Using the differences that do make a technical contribution, the EPO will formulate an objective technical problem. The non-technical features of the claim that serve no technical purpose may be used to formulate this problem. The Examiner will then consider whether or not the claimed invention, starting from the closest prior art and the objective technical problem, would have been obvious to the skilled person. For example, if a training algorithm for a machine learning method is not linked in the definition to a technical application and the whole claimed method is therefore considered to be non-technical, the objective technical problem might simply be to implement such a method. At that point any general definitions of computer implementation in the claim will not be considered inventive, and the Examiner may well cite “notorious“ computer systems against these features. If the Examiner considers that it would not have been obvious, no inventive step objection is raised.
Summary and practice points
Despite some notoriety in terms of the perceived difficulty of successfully prosecuting these types of applications before the EPO, various types of AI can be patented. In order to clear the first hurdle to patentability, a claim must possess technical character – this is easily achieved e.g. by claiming a computer-implemented method or process.
The second hurdle then relates to assessing the inventive step of the claimed subject-matter according to the COMVIK approach, wherein the distinguishing features are assessed in terms of whether they solve a technical problem. In order to maximise the chances of success for clearing this hurdle, the application and the claims should ideally be drafted with this approach in mind, and should ideally include as much detail as possible regarding any technical effects achieved by specific claim features. Even features in the claims or description which may not seem to be very important during drafting, since they seem to be merely additions to the central aspects of the invention, may later turn out to be crucial for assessing inventive step in view of the particular prior art documents cited by the Examiner. If the originally filed application includes some technical effects even for these “fall-back” features, it will be easier to come up with a convincing COMVIK-style argument on why these additional features provide a technical contribution over the prior art.
As explained earlier, a technical contribution can occur in either one of the two dimensions: specific technical implementation or technical application.
Further, it is advantageous to present the application in a technical context and to put the emphasis less on any business or user interaction aspects of the invention, but to focus on description of technical features which differ from the prior art and technical hurdles that are overcome by the invention.

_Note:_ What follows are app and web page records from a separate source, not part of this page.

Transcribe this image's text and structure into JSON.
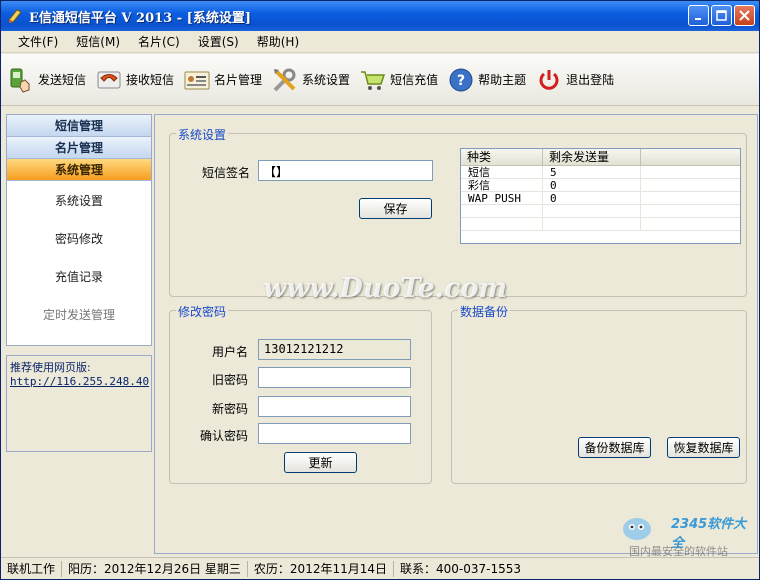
{
  "window": {
    "title": "E信通短信平台 V   2013 - [系统设置]"
  },
  "menu": [
    "文件(F)",
    "短信(M)",
    "名片(C)",
    "设置(S)",
    "帮助(H)"
  ],
  "toolbar": [
    {
      "label": "发送短信",
      "icon": "send-sms-icon"
    },
    {
      "label": "接收短信",
      "icon": "phone-receive-icon"
    },
    {
      "label": "名片管理",
      "icon": "business-card-icon"
    },
    {
      "label": "系统设置",
      "icon": "tools-icon"
    },
    {
      "label": "短信充值",
      "icon": "cart-icon"
    },
    {
      "label": "帮助主题",
      "icon": "help-icon"
    },
    {
      "label": "退出登陆",
      "icon": "power-icon"
    }
  ],
  "sidebar": {
    "headers": [
      "短信管理",
      "名片管理",
      "系统管理"
    ],
    "items": [
      "系统设置",
      "密码修改",
      "充值记录",
      "定时发送管理"
    ]
  },
  "recommend": {
    "title": "推荐使用网页版:",
    "link": "http://116.255.248.40"
  },
  "system_settings": {
    "legend": "系统设置",
    "signature_label": "短信签名",
    "signature_value": "【】",
    "save_button": "保存",
    "table": {
      "headers": [
        "种类",
        "剩余发送量"
      ],
      "rows": [
        [
          "短信",
          "5"
        ],
        [
          "彩信",
          "0"
        ],
        [
          "WAP PUSH",
          "0"
        ]
      ]
    }
  },
  "change_password": {
    "legend": "修改密码",
    "username_label": "用户名",
    "username_value": "13012121212",
    "old_password_label": "旧密码",
    "new_password_label": "新密码",
    "confirm_password_label": "确认密码",
    "update_button": "更新"
  },
  "backup": {
    "legend": "数据备份",
    "backup_button": "备份数据库",
    "restore_button": "恢复数据库"
  },
  "status": {
    "mode": "联机工作",
    "solar": "阳历：2012年12月26日 星期三",
    "lunar": "农历：2012年11月14日",
    "contact": "联系：400-037-1553"
  },
  "watermark": {
    "text": "www.DuoTe.com",
    "brand": "2345软件大全",
    "slogan": "国内最安全的软件站"
  }
}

Ideally, the description would also include some examples of real-life applications of the inventive method or AI system, and include system or device claims directed at obviously technical apparatuses that may also be beneficial for framing the whole invention in a context that is more likely to be accepted as “technical” by the EPO Examiner.

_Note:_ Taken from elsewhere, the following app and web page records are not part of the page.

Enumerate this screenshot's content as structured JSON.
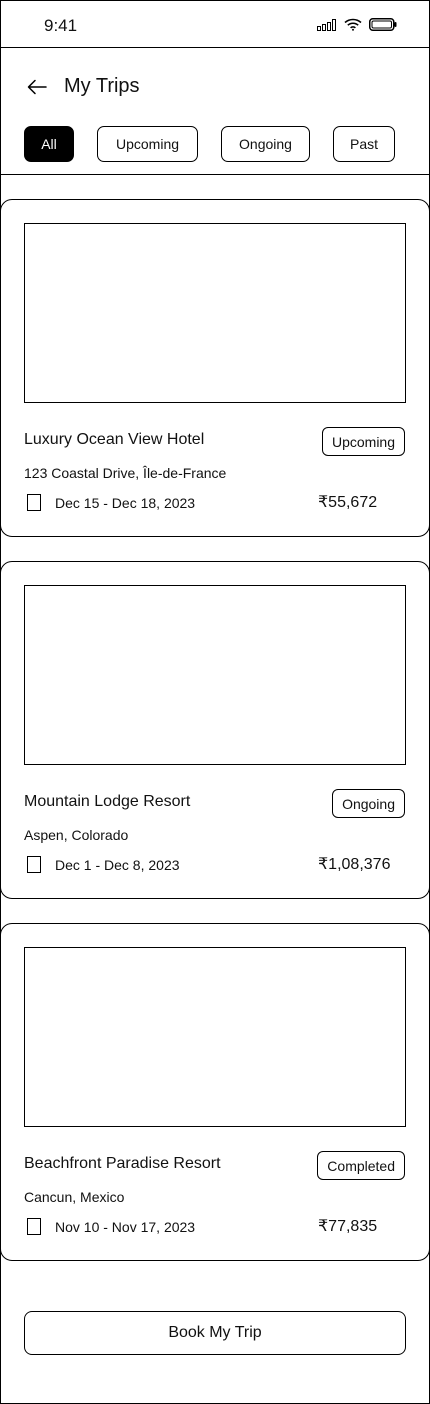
{
  "status_bar": {
    "time": "9:41",
    "icons": [
      "signal-icon",
      "wifi-icon",
      "battery-icon"
    ]
  },
  "header": {
    "back_icon": "arrow-left-icon",
    "title": "My Trips"
  },
  "filters": {
    "tabs": [
      {
        "label": "All",
        "active": true
      },
      {
        "label": "Upcoming",
        "active": false
      },
      {
        "label": "Ongoing",
        "active": false
      },
      {
        "label": "Past",
        "active": false
      }
    ]
  },
  "trips": [
    {
      "name": "Luxury Ocean View Hotel",
      "status": "Upcoming",
      "location": "123 Coastal Drive, Île-de-France",
      "dates": "Dec 15 - Dec 18, 2023",
      "price": "₹55,672"
    },
    {
      "name": "Mountain Lodge Resort",
      "status": "Ongoing",
      "location": "Aspen, Colorado",
      "dates": "Dec 1 - Dec 8, 2023",
      "price": "₹1,08,376"
    },
    {
      "name": "Beachfront Paradise Resort",
      "status": "Completed",
      "location": "Cancun, Mexico",
      "dates": "Nov 10 - Nov 17, 2023",
      "price": "₹77,835"
    }
  ],
  "actions": {
    "book_label": "Book My Trip"
  },
  "colors": {
    "ink": "#000000",
    "background": "#ffffff"
  }
}
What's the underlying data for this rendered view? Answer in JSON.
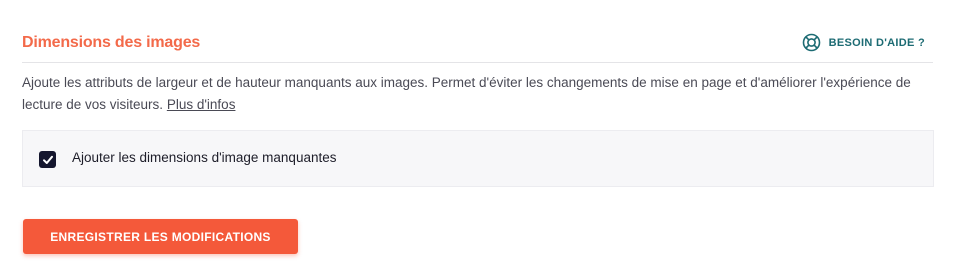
{
  "section": {
    "title": "Dimensions des images",
    "help_label": "BESOIN D'AIDE ?"
  },
  "description": {
    "text": "Ajoute les attributs de largeur et de hauteur manquants aux images. Permet d'éviter les changements de mise en page et d'améliorer l'expérience de lecture de vos visiteurs.",
    "link_label": "Plus d'infos"
  },
  "option": {
    "label": "Ajouter les dimensions d'image manquantes",
    "checked": true
  },
  "actions": {
    "save_label": "ENREGISTRER LES MODIFICATIONS"
  },
  "icons": {
    "help": "lifebuoy-icon",
    "check": "checkmark-icon"
  },
  "colors": {
    "title": "#f36a4a",
    "help": "#1c6b73",
    "button": "#f4593a",
    "checkbox": "#14162e"
  }
}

In our next article we will examine sufficiency as applied to AI inventions, including the various types of data that may need to be included in the application to fulfil this requirement. We will also look at what can be learned from the decision G 1/19 (concerning computer simulations) and what can be learned from later decisions that have cited G 1/19.
This is for general information only and does not constitute legal advice. Should you require advice on this or any other topic then please contact firstname.lastname@example.org or your usual Haseltine Lake Kempner advisor.